[The problem] Please give the entries again in full and exactly, without any picture.

[Data to use]
---

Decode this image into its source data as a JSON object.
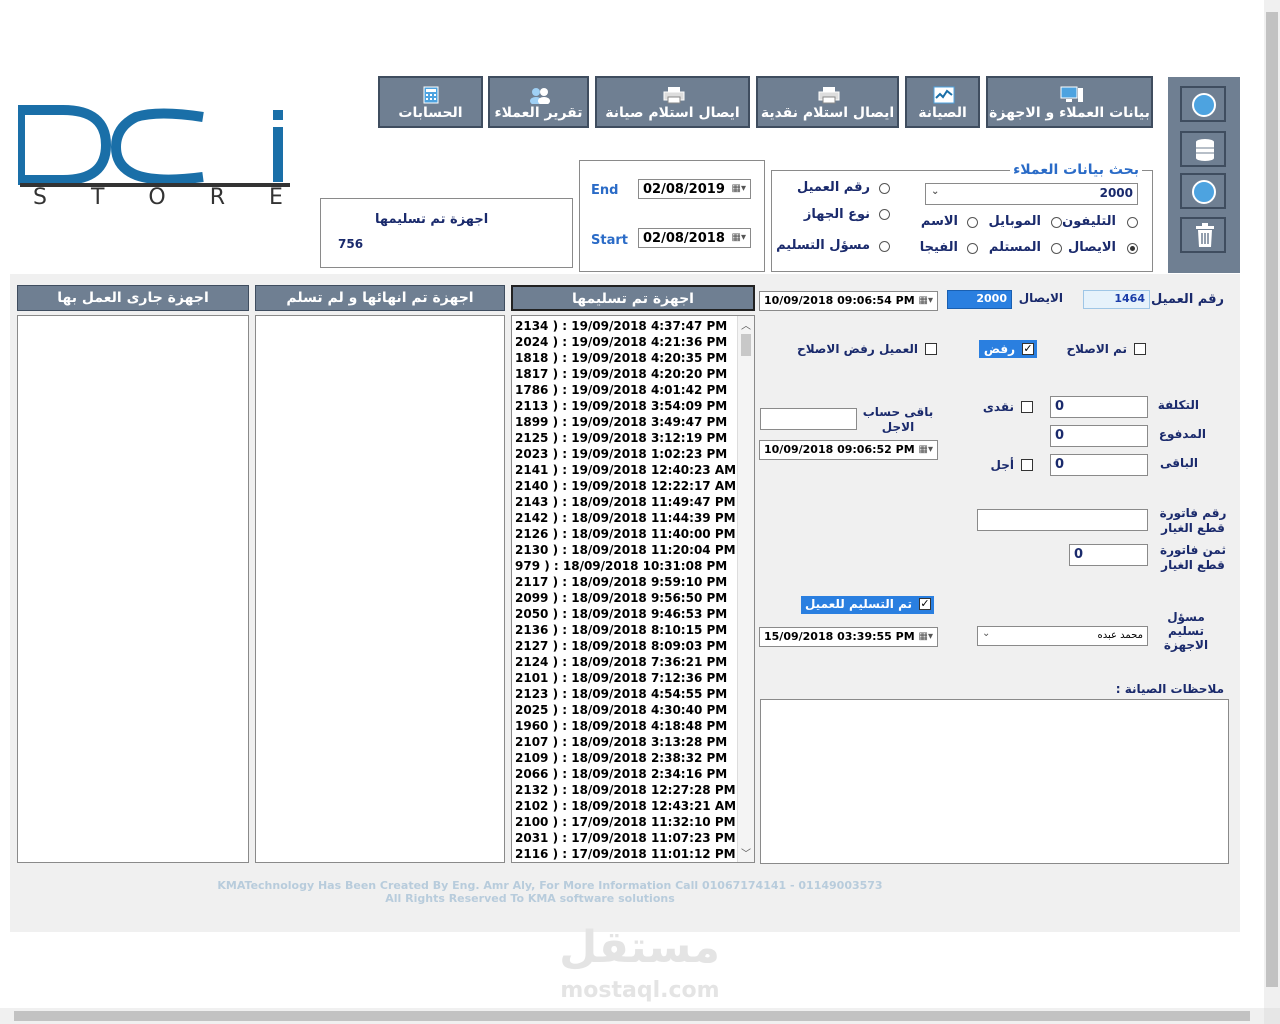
{
  "logo": {
    "main": "DCi",
    "sub": "STORE"
  },
  "toolbar": [
    {
      "label": "الحسابات",
      "icon": "calculator-icon"
    },
    {
      "label": "تقرير العملاء",
      "icon": "users-icon"
    },
    {
      "label": "ايصال استلام صيانة",
      "icon": "printer-icon"
    },
    {
      "label": "ايصال استلام نقدية",
      "icon": "printer-icon"
    },
    {
      "label": "الصيانة",
      "icon": "chart-icon"
    },
    {
      "label": "بيانات العملاء و الاجهزة",
      "icon": "computer-icon"
    }
  ],
  "side_buttons": [
    "power-icon",
    "database-icon",
    "refresh-icon",
    "trash-icon"
  ],
  "delivered_box": {
    "title": "اجهزة تم تسليمها",
    "count": "756"
  },
  "date_range": {
    "end_label": "End",
    "end_value": "02/08/2019",
    "start_label": "Start",
    "start_value": "02/08/2018"
  },
  "search": {
    "title": "بحث بيانات العملاء",
    "value": "2000",
    "options": [
      {
        "label": "رقم العميل",
        "checked": false
      },
      {
        "label": "نوع الجهاز",
        "checked": false
      },
      {
        "label": "مسؤل التسليم",
        "checked": false
      },
      {
        "label": "التليفون",
        "checked": false
      },
      {
        "label": "الموبايل",
        "checked": false
      },
      {
        "label": "الاسم",
        "checked": false
      },
      {
        "label": "الايصال",
        "checked": true
      },
      {
        "label": "المستلم",
        "checked": false
      },
      {
        "label": "الفيجا",
        "checked": false
      }
    ]
  },
  "columns": {
    "in_progress": "اجهزة جارى العمل بها",
    "finished": "اجهزة تم انهائها و لم تسلم",
    "delivered": "اجهزة تم تسليمها"
  },
  "delivered_list": [
    "2134 ) : 19/09/2018 4:37:47 PM",
    "2024 ) : 19/09/2018 4:21:36 PM",
    "1818 ) : 19/09/2018 4:20:35 PM",
    "1817 ) : 19/09/2018 4:20:20 PM",
    "1786 ) : 19/09/2018 4:01:42 PM",
    "2113 ) : 19/09/2018 3:54:09 PM",
    "1899 ) : 19/09/2018 3:49:47 PM",
    "2125 ) : 19/09/2018 3:12:19 PM",
    "2023 ) : 19/09/2018 1:02:23 PM",
    "2141 ) : 19/09/2018 12:40:23 AM",
    "2140 ) : 19/09/2018 12:22:17 AM",
    "2143 ) : 18/09/2018 11:49:47 PM",
    "2142 ) : 18/09/2018 11:44:39 PM",
    "2126 ) : 18/09/2018 11:40:00 PM",
    "2130 ) : 18/09/2018 11:20:04 PM",
    "979 ) : 18/09/2018 10:31:08 PM",
    "2117 ) : 18/09/2018 9:59:10 PM",
    "2099 ) : 18/09/2018 9:56:50 PM",
    "2050 ) : 18/09/2018 9:46:53 PM",
    "2136 ) : 18/09/2018 8:10:15 PM",
    "2127 ) : 18/09/2018 8:09:03 PM",
    "2124 ) : 18/09/2018 7:36:21 PM",
    "2101 ) : 18/09/2018 7:12:36 PM",
    "2123 ) : 18/09/2018 4:54:55 PM",
    "2025 ) : 18/09/2018 4:30:40 PM",
    "1960 ) : 18/09/2018 4:18:48 PM",
    "2107 ) : 18/09/2018 3:13:28 PM",
    "2109 ) : 18/09/2018 2:38:32 PM",
    "2066 ) : 18/09/2018 2:34:16 PM",
    "2132 ) : 18/09/2018 12:27:28 PM",
    "2102 ) : 18/09/2018 12:43:21 AM",
    "2100 ) : 17/09/2018 11:32:10 PM",
    "2031 ) : 17/09/2018 11:07:23 PM",
    "2116 ) : 17/09/2018 11:01:12 PM"
  ],
  "details": {
    "customer_no_label": "رقم العميل",
    "customer_no": "1464",
    "receipt_label": "الايصال",
    "receipt_no": "2000",
    "receipt_date": "10/09/2018  09:06:54 PM",
    "repaired_label": "تم الاصلاح",
    "repaired": false,
    "refused_label": "رفض",
    "refused": true,
    "customer_refused_label": "العميل رفض الاصلاح",
    "customer_refused": false,
    "cost_label": "التكلفة",
    "cost": "0",
    "cash_label": "نقدى",
    "cash": false,
    "paid_label": "المدفوع",
    "paid": "0",
    "remaining_label": "الباقى",
    "remaining": "0",
    "deferred_label": "أجل",
    "deferred": false,
    "deferred_balance_label": "باقى حساب الاجل",
    "deferred_balance": "",
    "deferred_date": "10/09/2018  09:06:52 PM",
    "parts_invoice_no_label": "رقم فاتورة قطع الغيار",
    "parts_invoice_no": "",
    "parts_invoice_price_label": "ثمن فاتورة قطع الغيار",
    "parts_invoice_price": "0",
    "delivered_label": "تم التسليم للعميل",
    "delivered": true,
    "delivery_date": "15/09/2018  03:39:55 PM",
    "delivery_person_label": "مسؤل تسليم الاجهزة",
    "delivery_person": "محمد عبده",
    "notes_label": "ملاحظات الصيانة :",
    "notes": ""
  },
  "footer": {
    "line1": "KMATechnology Has Been Created By Eng. Amr Aly, For More Information Call 01067174141 - 01149003573",
    "line2": "All Rights Reserved To KMA software solutions"
  },
  "watermark": {
    "arabic": "مستقل",
    "latin": "mostaql.com"
  }
}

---

[Answer for the task]
Decode this image into its source data as a JSON object.
{
  "logo": {
    "main": "DCi",
    "sub": "STORE"
  },
  "toolbar": [
    {
      "label": "الحسابات",
      "icon": "calculator-icon"
    },
    {
      "label": "تقرير العملاء",
      "icon": "users-icon"
    },
    {
      "label": "ايصال استلام صيانة",
      "icon": "printer-icon"
    },
    {
      "label": "ايصال استلام نقدية",
      "icon": "printer-icon"
    },
    {
      "label": "الصيانة",
      "icon": "chart-icon"
    },
    {
      "label": "بيانات العملاء و الاجهزة",
      "icon": "computer-icon"
    }
  ],
  "side_buttons": [
    "power-icon",
    "database-icon",
    "refresh-icon",
    "trash-icon"
  ],
  "delivered_box": {
    "title": "اجهزة تم تسليمها",
    "count": "756"
  },
  "date_range": {
    "end_label": "End",
    "end_value": "02/08/2019",
    "start_label": "Start",
    "start_value": "02/08/2018"
  },
  "search": {
    "title": "بحث بيانات العملاء",
    "value": "2000",
    "options": [
      {
        "label": "رقم العميل",
        "checked": false
      },
      {
        "label": "نوع الجهاز",
        "checked": false
      },
      {
        "label": "مسؤل التسليم",
        "checked": false
      },
      {
        "label": "التليفون",
        "checked": false
      },
      {
        "label": "الموبايل",
        "checked": false
      },
      {
        "label": "الاسم",
        "checked": false
      },
      {
        "label": "الايصال",
        "checked": true
      },
      {
        "label": "المستلم",
        "checked": false
      },
      {
        "label": "الفيجا",
        "checked": false
      }
    ]
  },
  "columns": {
    "in_progress": "اجهزة جارى العمل بها",
    "finished": "اجهزة تم انهائها و لم تسلم",
    "delivered": "اجهزة تم تسليمها"
  },
  "delivered_list": [
    "2134 ) : 19/09/2018 4:37:47 PM",
    "2024 ) : 19/09/2018 4:21:36 PM",
    "1818 ) : 19/09/2018 4:20:35 PM",
    "1817 ) : 19/09/2018 4:20:20 PM",
    "1786 ) : 19/09/2018 4:01:42 PM",
    "2113 ) : 19/09/2018 3:54:09 PM",
    "1899 ) : 19/09/2018 3:49:47 PM",
    "2125 ) : 19/09/2018 3:12:19 PM",
    "2023 ) : 19/09/2018 1:02:23 PM",
    "2141 ) : 19/09/2018 12:40:23 AM",
    "2140 ) : 19/09/2018 12:22:17 AM",
    "2143 ) : 18/09/2018 11:49:47 PM",
    "2142 ) : 18/09/2018 11:44:39 PM",
    "2126 ) : 18/09/2018 11:40:00 PM",
    "2130 ) : 18/09/2018 11:20:04 PM",
    "979 ) : 18/09/2018 10:31:08 PM",
    "2117 ) : 18/09/2018 9:59:10 PM",
    "2099 ) : 18/09/2018 9:56:50 PM",
    "2050 ) : 18/09/2018 9:46:53 PM",
    "2136 ) : 18/09/2018 8:10:15 PM",
    "2127 ) : 18/09/2018 8:09:03 PM",
    "2124 ) : 18/09/2018 7:36:21 PM",
    "2101 ) : 18/09/2018 7:12:36 PM",
    "2123 ) : 18/09/2018 4:54:55 PM",
    "2025 ) : 18/09/2018 4:30:40 PM",
    "1960 ) : 18/09/2018 4:18:48 PM",
    "2107 ) : 18/09/2018 3:13:28 PM",
    "2109 ) : 18/09/2018 2:38:32 PM",
    "2066 ) : 18/09/2018 2:34:16 PM",
    "2132 ) : 18/09/2018 12:27:28 PM",
    "2102 ) : 18/09/2018 12:43:21 AM",
    "2100 ) : 17/09/2018 11:32:10 PM",
    "2031 ) : 17/09/2018 11:07:23 PM",
    "2116 ) : 17/09/2018 11:01:12 PM"
  ],
  "details": {
    "customer_no_label": "رقم العميل",
    "customer_no": "1464",
    "receipt_label": "الايصال",
    "receipt_no": "2000",
    "receipt_date": "10/09/2018  09:06:54 PM",
    "repaired_label": "تم الاصلاح",
    "repaired": false,
    "refused_label": "رفض",
    "refused": true,
    "customer_refused_label": "العميل رفض الاصلاح",
    "customer_refused": false,
    "cost_label": "التكلفة",
    "cost": "0",
    "cash_label": "نقدى",
    "cash": false,
    "paid_label": "المدفوع",
    "paid": "0",
    "remaining_label": "الباقى",
    "remaining": "0",
    "deferred_label": "أجل",
    "deferred": false,
    "deferred_balance_label": "باقى حساب الاجل",
    "deferred_balance": "",
    "deferred_date": "10/09/2018  09:06:52 PM",
    "parts_invoice_no_label": "رقم فاتورة قطع الغيار",
    "parts_invoice_no": "",
    "parts_invoice_price_label": "ثمن فاتورة قطع الغيار",
    "parts_invoice_price": "0",
    "delivered_label": "تم التسليم للعميل",
    "delivered": true,
    "delivery_date": "15/09/2018  03:39:55 PM",
    "delivery_person_label": "مسؤل تسليم الاجهزة",
    "delivery_person": "محمد عبده",
    "notes_label": "ملاحظات الصيانة :",
    "notes": ""
  },
  "footer": {
    "line1": "KMATechnology Has Been Created By Eng. Amr Aly, For More Information Call 01067174141 - 01149003573",
    "line2": "All Rights Reserved To KMA software solutions"
  },
  "watermark": {
    "arabic": "مستقل",
    "latin": "mostaql.com"
  }
}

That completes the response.